■ The task: Produce the same data once more, line for line.

Entries from a dataset of interfaces:
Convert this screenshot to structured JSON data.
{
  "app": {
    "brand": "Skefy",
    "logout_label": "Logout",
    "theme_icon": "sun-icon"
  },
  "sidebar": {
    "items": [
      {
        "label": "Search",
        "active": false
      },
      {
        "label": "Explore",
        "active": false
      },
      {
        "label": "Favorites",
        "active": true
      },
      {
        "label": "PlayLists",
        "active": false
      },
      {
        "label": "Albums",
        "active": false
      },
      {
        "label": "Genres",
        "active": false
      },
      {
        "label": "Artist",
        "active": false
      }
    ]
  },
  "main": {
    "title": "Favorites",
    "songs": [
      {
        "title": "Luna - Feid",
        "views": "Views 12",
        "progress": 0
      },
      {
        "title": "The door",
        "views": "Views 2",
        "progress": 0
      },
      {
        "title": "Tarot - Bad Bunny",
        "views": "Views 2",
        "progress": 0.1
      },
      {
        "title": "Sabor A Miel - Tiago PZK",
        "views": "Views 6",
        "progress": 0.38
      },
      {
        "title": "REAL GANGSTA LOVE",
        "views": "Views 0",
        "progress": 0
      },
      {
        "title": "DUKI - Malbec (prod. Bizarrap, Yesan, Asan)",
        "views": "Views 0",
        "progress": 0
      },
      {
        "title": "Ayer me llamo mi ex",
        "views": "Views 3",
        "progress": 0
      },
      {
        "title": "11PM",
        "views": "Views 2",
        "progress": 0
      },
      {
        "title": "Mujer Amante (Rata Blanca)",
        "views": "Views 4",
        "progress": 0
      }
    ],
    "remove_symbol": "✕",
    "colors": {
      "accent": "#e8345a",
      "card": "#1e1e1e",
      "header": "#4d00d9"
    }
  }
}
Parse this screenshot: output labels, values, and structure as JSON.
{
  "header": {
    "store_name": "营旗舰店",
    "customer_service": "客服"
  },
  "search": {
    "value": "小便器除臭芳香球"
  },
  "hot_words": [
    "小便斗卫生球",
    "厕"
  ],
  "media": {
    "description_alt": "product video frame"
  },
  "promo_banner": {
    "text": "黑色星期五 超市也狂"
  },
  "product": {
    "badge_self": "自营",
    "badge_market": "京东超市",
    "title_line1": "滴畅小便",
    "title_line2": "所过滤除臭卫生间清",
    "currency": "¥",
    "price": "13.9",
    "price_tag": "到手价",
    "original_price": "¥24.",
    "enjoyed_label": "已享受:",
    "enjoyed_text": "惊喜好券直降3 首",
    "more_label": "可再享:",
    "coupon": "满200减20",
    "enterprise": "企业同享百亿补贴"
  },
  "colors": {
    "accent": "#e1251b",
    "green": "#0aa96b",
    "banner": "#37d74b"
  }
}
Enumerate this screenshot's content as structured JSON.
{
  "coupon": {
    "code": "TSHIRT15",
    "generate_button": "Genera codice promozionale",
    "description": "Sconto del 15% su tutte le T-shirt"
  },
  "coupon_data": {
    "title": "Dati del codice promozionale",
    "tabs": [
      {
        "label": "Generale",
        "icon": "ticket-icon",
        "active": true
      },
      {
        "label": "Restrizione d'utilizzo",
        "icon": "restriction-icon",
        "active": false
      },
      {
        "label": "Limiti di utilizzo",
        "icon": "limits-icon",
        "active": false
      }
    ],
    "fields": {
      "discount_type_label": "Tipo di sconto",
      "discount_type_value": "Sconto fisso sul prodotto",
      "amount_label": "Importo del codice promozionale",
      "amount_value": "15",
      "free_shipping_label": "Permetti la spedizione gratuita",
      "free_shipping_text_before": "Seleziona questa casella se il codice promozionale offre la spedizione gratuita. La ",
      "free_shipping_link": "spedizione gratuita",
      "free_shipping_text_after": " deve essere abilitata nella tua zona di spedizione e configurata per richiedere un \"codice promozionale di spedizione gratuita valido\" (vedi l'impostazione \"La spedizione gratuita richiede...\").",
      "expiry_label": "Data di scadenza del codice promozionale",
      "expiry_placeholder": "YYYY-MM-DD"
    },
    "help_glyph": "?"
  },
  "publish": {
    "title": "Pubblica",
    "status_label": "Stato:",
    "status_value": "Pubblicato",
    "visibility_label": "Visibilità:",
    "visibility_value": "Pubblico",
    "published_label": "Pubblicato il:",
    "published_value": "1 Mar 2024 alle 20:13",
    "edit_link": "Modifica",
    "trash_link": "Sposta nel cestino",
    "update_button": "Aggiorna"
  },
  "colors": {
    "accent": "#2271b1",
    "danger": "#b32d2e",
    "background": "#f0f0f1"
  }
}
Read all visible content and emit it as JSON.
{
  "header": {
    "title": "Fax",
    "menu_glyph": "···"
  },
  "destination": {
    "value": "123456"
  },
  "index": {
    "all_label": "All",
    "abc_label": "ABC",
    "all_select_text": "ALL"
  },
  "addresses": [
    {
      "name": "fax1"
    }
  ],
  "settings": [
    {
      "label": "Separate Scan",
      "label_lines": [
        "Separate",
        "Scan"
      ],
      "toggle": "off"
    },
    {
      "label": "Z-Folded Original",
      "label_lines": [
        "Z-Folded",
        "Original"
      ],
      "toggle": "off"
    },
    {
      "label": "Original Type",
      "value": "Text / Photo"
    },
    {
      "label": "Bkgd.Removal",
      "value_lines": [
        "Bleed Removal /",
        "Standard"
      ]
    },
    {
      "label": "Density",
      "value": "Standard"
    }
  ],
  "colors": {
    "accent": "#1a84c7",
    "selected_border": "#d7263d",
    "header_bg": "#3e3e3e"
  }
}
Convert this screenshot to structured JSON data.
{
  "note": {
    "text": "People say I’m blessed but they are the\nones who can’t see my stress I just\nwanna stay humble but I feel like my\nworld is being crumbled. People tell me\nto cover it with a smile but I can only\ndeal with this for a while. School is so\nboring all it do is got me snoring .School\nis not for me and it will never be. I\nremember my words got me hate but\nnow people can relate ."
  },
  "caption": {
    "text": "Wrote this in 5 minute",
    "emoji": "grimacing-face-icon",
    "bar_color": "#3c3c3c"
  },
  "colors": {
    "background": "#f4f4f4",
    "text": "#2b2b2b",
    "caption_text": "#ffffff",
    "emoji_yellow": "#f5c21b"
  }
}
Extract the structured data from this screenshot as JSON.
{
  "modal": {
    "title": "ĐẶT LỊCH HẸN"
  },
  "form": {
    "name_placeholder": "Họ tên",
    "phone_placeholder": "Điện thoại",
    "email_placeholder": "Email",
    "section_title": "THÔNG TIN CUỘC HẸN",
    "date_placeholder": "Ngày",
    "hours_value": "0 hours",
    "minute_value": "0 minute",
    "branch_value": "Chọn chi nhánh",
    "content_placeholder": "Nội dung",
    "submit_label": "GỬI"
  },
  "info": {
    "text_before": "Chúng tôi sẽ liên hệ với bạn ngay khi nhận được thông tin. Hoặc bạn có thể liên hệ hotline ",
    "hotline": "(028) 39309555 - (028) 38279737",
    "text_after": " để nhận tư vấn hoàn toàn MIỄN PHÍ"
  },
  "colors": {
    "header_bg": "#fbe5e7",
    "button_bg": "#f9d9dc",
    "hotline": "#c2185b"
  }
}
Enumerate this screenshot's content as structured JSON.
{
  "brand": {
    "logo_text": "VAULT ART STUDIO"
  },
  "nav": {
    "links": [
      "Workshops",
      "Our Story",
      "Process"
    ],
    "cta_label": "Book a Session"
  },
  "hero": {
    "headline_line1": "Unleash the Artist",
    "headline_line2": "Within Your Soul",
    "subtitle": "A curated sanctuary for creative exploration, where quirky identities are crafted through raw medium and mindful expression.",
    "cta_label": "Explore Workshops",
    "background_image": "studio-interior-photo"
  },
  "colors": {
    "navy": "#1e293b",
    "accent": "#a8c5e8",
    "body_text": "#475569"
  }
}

■ Result:
Convert this screenshot to structured JSON data.
{
  "app": {
    "brand": "Skefy",
    "logout_label": "Logout",
    "theme_icon": "sun-icon"
  },
  "sidebar": {
    "items": [
      {
        "label": "Search",
        "active": false
      },
      {
        "label": "Explore",
        "active": false
      },
      {
        "label": "Favorites",
        "active": true
      },
      {
        "label": "PlayLists",
        "active": false
      },
      {
        "label": "Albums",
        "active": false
      },
      {
        "label": "Genres",
        "active": false
      },
      {
        "label": "Artist",
        "active": false
      }
    ]
  },
  "main": {
    "title": "Favorites",
    "songs": [
      {
        "title": "Luna - Feid",
        "views": "Views 12",
        "progress": 0
      },
      {
        "title": "The door",
        "views": "Views 2",
        "progress": 0
      },
      {
        "title": "Tarot - Bad Bunny",
        "views": "Views 2",
        "progress": 0.1
      },
      {
        "title": "Sabor A Miel - Tiago PZK",
        "views": "Views 6",
        "progress": 0.38
      },
      {
        "title": "REAL GANGSTA LOVE",
        "views": "Views 0",
        "progress": 0
      },
      {
        "title": "DUKI - Malbec (prod. Bizarrap, Yesan, Asan)",
        "views": "Views 0",
        "progress": 0
      },
      {
        "title": "Ayer me llamo mi ex",
        "views": "Views 3",
        "progress": 0
      },
      {
        "title": "11PM",
        "views": "Views 2",
        "progress": 0
      },
      {
        "title": "Mujer Amante (Rata Blanca)",
        "views": "Views 4",
        "progress": 0
      }
    ],
    "remove_symbol": "✕",
    "colors": {
      "accent": "#e8345a",
      "card": "#1e1e1e",
      "header": "#4d00d9"
    }
  }
}
Parse this screenshot: output labels, values, and structure as JSON.
{
  "header": {
    "store_name": "营旗舰店",
    "customer_service": "客服"
  },
  "search": {
    "value": "小便器除臭芳香球"
  },
  "hot_words": [
    "小便斗卫生球",
    "厕"
  ],
  "media": {
    "description_alt": "product video frame"
  },
  "promo_banner": {
    "text": "黑色星期五 超市也狂"
  },
  "product": {
    "badge_self": "自营",
    "badge_market": "京东超市",
    "title_line1": "滴畅小便",
    "title_line2": "所过滤除臭卫生间清",
    "currency": "¥",
    "price": "13.9",
    "price_tag": "到手价",
    "original_price": "¥24.",
    "enjoyed_label": "已享受:",
    "enjoyed_text": "惊喜好券直降3 首",
    "more_label": "可再享:",
    "coupon": "满200减20",
    "enterprise": "企业同享百亿补贴"
  },
  "colors": {
    "accent": "#e1251b",
    "green": "#0aa96b",
    "banner": "#37d74b"
  }
}
Enumerate this screenshot's content as structured JSON.
{
  "coupon": {
    "code": "TSHIRT15",
    "generate_button": "Genera codice promozionale",
    "description": "Sconto del 15% su tutte le T-shirt"
  },
  "coupon_data": {
    "title": "Dati del codice promozionale",
    "tabs": [
      {
        "label": "Generale",
        "icon": "ticket-icon",
        "active": true
      },
      {
        "label": "Restrizione d'utilizzo",
        "icon": "restriction-icon",
        "active": false
      },
      {
        "label": "Limiti di utilizzo",
        "icon": "limits-icon",
        "active": false
      }
    ],
    "fields": {
      "discount_type_label": "Tipo di sconto",
      "discount_type_value": "Sconto fisso sul prodotto",
      "amount_label": "Importo del codice promozionale",
      "amount_value": "15",
      "free_shipping_label": "Permetti la spedizione gratuita",
      "free_shipping_text_before": "Seleziona questa casella se il codice promozionale offre la spedizione gratuita. La ",
      "free_shipping_link": "spedizione gratuita",
      "free_shipping_text_after": " deve essere abilitata nella tua zona di spedizione e configurata per richiedere un \"codice promozionale di spedizione gratuita valido\" (vedi l'impostazione \"La spedizione gratuita richiede...\").",
      "expiry_label": "Data di scadenza del codice promozionale",
      "expiry_placeholder": "YYYY-MM-DD"
    },
    "help_glyph": "?"
  },
  "publish": {
    "title": "Pubblica",
    "status_label": "Stato:",
    "status_value": "Pubblicato",
    "visibility_label": "Visibilità:",
    "visibility_value": "Pubblico",
    "published_label": "Pubblicato il:",
    "published_value": "1 Mar 2024 alle 20:13",
    "edit_link": "Modifica",
    "trash_link": "Sposta nel cestino",
    "update_button": "Aggiorna"
  },
  "colors": {
    "accent": "#2271b1",
    "danger": "#b32d2e",
    "background": "#f0f0f1"
  }
}
Read all visible content and emit it as JSON.
{
  "header": {
    "title": "Fax",
    "menu_glyph": "···"
  },
  "destination": {
    "value": "123456"
  },
  "index": {
    "all_label": "All",
    "abc_label": "ABC",
    "all_select_text": "ALL"
  },
  "addresses": [
    {
      "name": "fax1"
    }
  ],
  "settings": [
    {
      "label": "Separate Scan",
      "label_lines": [
        "Separate",
        "Scan"
      ],
      "toggle": "off"
    },
    {
      "label": "Z-Folded Original",
      "label_lines": [
        "Z-Folded",
        "Original"
      ],
      "toggle": "off"
    },
    {
      "label": "Original Type",
      "value": "Text / Photo"
    },
    {
      "label": "Bkgd.Removal",
      "value_lines": [
        "Bleed Removal /",
        "Standard"
      ]
    },
    {
      "label": "Density",
      "value": "Standard"
    }
  ],
  "colors": {
    "accent": "#1a84c7",
    "selected_border": "#d7263d",
    "header_bg": "#3e3e3e"
  }
}
Convert this screenshot to structured JSON data.
{
  "note": {
    "text": "People say I’m blessed but they are the\nones who can’t see my stress I just\nwanna stay humble but I feel like my\nworld is being crumbled. People tell me\nto cover it with a smile but I can only\ndeal with this for a while. School is so\nboring all it do is got me snoring .School\nis not for me and it will never be. I\nremember my words got me hate but\nnow people can relate ."
  },
  "caption": {
    "text": "Wrote this in 5 minute",
    "emoji": "grimacing-face-icon",
    "bar_color": "#3c3c3c"
  },
  "colors": {
    "background": "#f4f4f4",
    "text": "#2b2b2b",
    "caption_text": "#ffffff",
    "emoji_yellow": "#f5c21b"
  }
}
Extract the structured data from this screenshot as JSON.
{
  "modal": {
    "title": "ĐẶT LỊCH HẸN"
  },
  "form": {
    "name_placeholder": "Họ tên",
    "phone_placeholder": "Điện thoại",
    "email_placeholder": "Email",
    "section_title": "THÔNG TIN CUỘC HẸN",
    "date_placeholder": "Ngày",
    "hours_value": "0 hours",
    "minute_value": "0 minute",
    "branch_value": "Chọn chi nhánh",
    "content_placeholder": "Nội dung",
    "submit_label": "GỬI"
  },
  "info": {
    "text_before": "Chúng tôi sẽ liên hệ với bạn ngay khi nhận được thông tin. Hoặc bạn có thể liên hệ hotline ",
    "hotline": "(028) 39309555 - (028) 38279737",
    "text_after": " để nhận tư vấn hoàn toàn MIỄN PHÍ"
  },
  "colors": {
    "header_bg": "#fbe5e7",
    "button_bg": "#f9d9dc",
    "hotline": "#c2185b"
  }
}
Enumerate this screenshot's content as structured JSON.
{
  "brand": {
    "logo_text": "VAULT ART STUDIO"
  },
  "nav": {
    "links": [
      "Workshops",
      "Our Story",
      "Process"
    ],
    "cta_label": "Book a Session"
  },
  "hero": {
    "headline_line1": "Unleash the Artist",
    "headline_line2": "Within Your Soul",
    "subtitle": "A curated sanctuary for creative exploration, where quirky identities are crafted through raw medium and mindful expression.",
    "cta_label": "Explore Workshops",
    "background_image": "studio-interior-photo"
  },
  "colors": {
    "navy": "#1e293b",
    "accent": "#a8c5e8",
    "body_text": "#475569"
  }
}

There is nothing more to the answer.